The Facts on Flu

By Dan Ketterer, MD

With the media focus on Ebola in the last several months, many people have not even thought about seasonal influenza and what it can mean for their health and the health of their loved ones. We are now in the midst of the 2014-2015 influenza season and Atlanta ID group would like to address some facts and misconceptions regarding influenza and its vaccination.

Influenza vaccine will not give you the flu.

All influenza vaccinations that are injected contain parts from killed or weakened influenza virus. You can not obtain the flu from the injected vaccine. An intranasal vaccine is available that does contain live weakened influenza virus. This vaccine is typically administered to children and those that do not like injections. The intranasal vaccine also does not cause influenza in those with healthy immune systems.

You may have had a friend or family member that got influenza symptoms after the flu vaccine. There are many possible explanations for this. The individual may have acquired another viral illness that mimics the flu. They may have experienced muscle soreness or aches which is a common reaction of the influenza vaccine (symptoms often disappear within a day and are improved by over the counter pain relievers). The influenza virus may have been acquired around the time of vaccination, or it was a strain not covered by the vaccine, which brings me to my next point.

Influenza vaccination is not 100% effective at preventing the flu.

During each flu season, there are numerous circulating strains of influenza.

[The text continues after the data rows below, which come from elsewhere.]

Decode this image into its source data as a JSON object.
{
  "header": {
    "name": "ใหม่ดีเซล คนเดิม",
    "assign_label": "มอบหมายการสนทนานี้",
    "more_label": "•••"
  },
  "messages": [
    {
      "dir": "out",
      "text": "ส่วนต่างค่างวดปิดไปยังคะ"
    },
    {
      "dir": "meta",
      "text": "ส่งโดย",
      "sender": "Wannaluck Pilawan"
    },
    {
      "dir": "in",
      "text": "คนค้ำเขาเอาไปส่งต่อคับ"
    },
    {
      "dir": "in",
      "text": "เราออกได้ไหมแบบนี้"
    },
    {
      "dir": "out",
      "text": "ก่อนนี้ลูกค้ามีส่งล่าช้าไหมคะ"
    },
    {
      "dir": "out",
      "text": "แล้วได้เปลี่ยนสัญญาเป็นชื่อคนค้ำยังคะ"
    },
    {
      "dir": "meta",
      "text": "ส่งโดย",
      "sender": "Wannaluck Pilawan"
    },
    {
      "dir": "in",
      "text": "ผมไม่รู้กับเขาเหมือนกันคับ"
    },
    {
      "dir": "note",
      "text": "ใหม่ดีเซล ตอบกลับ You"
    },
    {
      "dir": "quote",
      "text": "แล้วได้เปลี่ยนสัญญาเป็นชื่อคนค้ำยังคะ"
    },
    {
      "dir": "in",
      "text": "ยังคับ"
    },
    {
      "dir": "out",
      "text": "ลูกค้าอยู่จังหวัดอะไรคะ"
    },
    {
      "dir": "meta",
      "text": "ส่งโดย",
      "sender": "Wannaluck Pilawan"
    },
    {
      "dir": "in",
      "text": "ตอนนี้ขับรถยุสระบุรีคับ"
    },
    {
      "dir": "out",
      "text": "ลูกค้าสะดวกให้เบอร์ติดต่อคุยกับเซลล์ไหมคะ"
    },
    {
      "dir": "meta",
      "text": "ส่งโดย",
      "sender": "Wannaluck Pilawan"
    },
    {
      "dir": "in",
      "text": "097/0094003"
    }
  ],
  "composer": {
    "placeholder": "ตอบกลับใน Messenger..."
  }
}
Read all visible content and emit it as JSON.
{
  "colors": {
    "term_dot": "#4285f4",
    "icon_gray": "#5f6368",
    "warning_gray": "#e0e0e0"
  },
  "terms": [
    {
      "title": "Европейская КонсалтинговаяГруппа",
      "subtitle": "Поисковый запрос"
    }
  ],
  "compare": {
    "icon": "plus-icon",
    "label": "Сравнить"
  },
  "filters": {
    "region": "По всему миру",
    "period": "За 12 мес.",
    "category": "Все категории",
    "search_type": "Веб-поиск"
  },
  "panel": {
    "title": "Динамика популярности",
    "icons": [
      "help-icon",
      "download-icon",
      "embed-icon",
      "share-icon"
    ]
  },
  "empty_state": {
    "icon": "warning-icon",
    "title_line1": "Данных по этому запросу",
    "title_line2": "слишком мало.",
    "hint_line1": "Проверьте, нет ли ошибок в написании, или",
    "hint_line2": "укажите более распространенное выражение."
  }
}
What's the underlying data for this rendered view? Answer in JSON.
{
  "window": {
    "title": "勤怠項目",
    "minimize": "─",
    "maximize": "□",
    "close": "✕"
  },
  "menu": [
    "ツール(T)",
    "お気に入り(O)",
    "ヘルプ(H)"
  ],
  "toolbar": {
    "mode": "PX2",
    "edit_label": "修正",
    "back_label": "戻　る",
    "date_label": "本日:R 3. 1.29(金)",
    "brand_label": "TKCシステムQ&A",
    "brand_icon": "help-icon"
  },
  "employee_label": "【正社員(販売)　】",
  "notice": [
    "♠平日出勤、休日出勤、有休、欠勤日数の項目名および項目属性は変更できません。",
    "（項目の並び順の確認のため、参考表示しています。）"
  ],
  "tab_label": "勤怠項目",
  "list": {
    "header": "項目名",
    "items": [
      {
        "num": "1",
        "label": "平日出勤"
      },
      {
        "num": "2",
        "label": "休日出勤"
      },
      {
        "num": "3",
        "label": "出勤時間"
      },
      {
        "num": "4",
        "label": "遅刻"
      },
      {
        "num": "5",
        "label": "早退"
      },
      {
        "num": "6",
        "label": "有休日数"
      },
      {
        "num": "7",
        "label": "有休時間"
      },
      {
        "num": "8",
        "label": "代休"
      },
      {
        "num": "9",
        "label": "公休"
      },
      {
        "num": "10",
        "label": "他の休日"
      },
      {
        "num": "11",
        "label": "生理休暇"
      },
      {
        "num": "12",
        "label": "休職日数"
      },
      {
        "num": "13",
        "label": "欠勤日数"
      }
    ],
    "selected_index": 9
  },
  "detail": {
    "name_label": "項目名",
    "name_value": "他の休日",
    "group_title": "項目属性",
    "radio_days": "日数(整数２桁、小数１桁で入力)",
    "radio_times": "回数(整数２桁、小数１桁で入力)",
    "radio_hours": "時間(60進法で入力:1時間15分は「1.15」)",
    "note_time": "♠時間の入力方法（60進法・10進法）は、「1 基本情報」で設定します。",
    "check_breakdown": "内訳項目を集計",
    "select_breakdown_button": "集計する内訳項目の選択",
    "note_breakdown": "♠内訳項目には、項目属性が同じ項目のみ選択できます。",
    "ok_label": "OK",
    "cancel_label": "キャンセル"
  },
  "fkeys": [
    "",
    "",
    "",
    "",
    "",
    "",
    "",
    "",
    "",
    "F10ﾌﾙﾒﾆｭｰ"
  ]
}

Influenza vaccines are prepared prior to the start of influenza season and use data from animals that also get infected with influenza to try to estimate which strains will predominate in the upcoming year. Occasionally, the vaccine does manage to correctly guess the major circulating strain (as in the case of the 2009 H1N1 strain) but frequently there are slight mutations in the virus which reduces, but does not eliminate the efficacy of the vaccine. By many estimates, the vaccine is between 40-50% effective at reducing your risk of developing influenza. Many stories have been circulating in the news about the 2014-2015 vaccine not covering the flu this year. This is not true. It is still early in flu season and most of the cases will come in Feburary-March of 2015. Most experts predict the predominant strain will be H3N2 strain which is included in the vaccine. There could be some mutations in the virus between now and the major months, but the vaccine is still effective in reducing symptom duration and severity of symptoms in strains with minor mutations.

You can obtain influenza vaccine if you are allergic to eggs.

You may remember being asked if you had an egg allergy before getting your influenza vaccine. Previously, all influenza vaccines were made by injecting the viral particles into chicken eggs. Now, egg free influenza vaccination is routinely available upon request.

Many of the deaths from influenza are due to exacerbation of existing medical conditions

Having influenza sharply increases your risk of fatal heart attacks and strokes. This is due to an inflammatory cascade triggered by an influenza virus infection that makes the individual more likely to form blood clots. Influenza vaccination is extremely important in individuals who suffer from heart or vascular diseases for this reason.

By obtaining the vaccine, you are helping your family and community as well.

The spread of many infectious diseases can be drastically reduced in a community by vaccinating the community against the disease. Even if one does only feel mildly ill with influenza, one can be highly contagious for a week and may put many others whose immune system is compromised such as diabetics, pregnant women, young children, or those chronic medical problems at risk for hospitalization from influenza.

Higher dose influenza vaccine works better in the elderly.

Recent data has suggested that high dose flu vaccine (marketed as Fluzone high dose) is approximately 24% more effective in those 65 years or older.   This is due to the immune system not providing as robust a protective response in advanced age. Asking your doctor for high dose flu vaccine if you are over 65 years of age may help in reduce your risk.

Getting infected with influenza does not provide immunity against reinfection.

While getting infected with influenza in a given year and overcoming the illness will confer a degree of immunity to the strain you were infected, it does not provide immunity to other circulating strains. This is why modern flu vaccines contain 3-4 different strains in each dose to cover against several circulating strains of influenza.

Vaccination saves a lot of time and morbidity.

The CDC estimates that in the 2012-2013 flu season alone, flu vaccinations prevented 6.6 million cases of influenza and stopped nearly 80,000 hospitalizations due to severe influenza. Without question, while the vaccine may not be completely efficacious, it does work and saves countless productivity hours. Why spend a week in bed with muscle pains and chills when you can get the flu vaccine and potentially prevent obtaining the illness? Time is of the essence as we are now in flu season. Obtain the vaccine now if you haven’t already to obtain maximal benefit.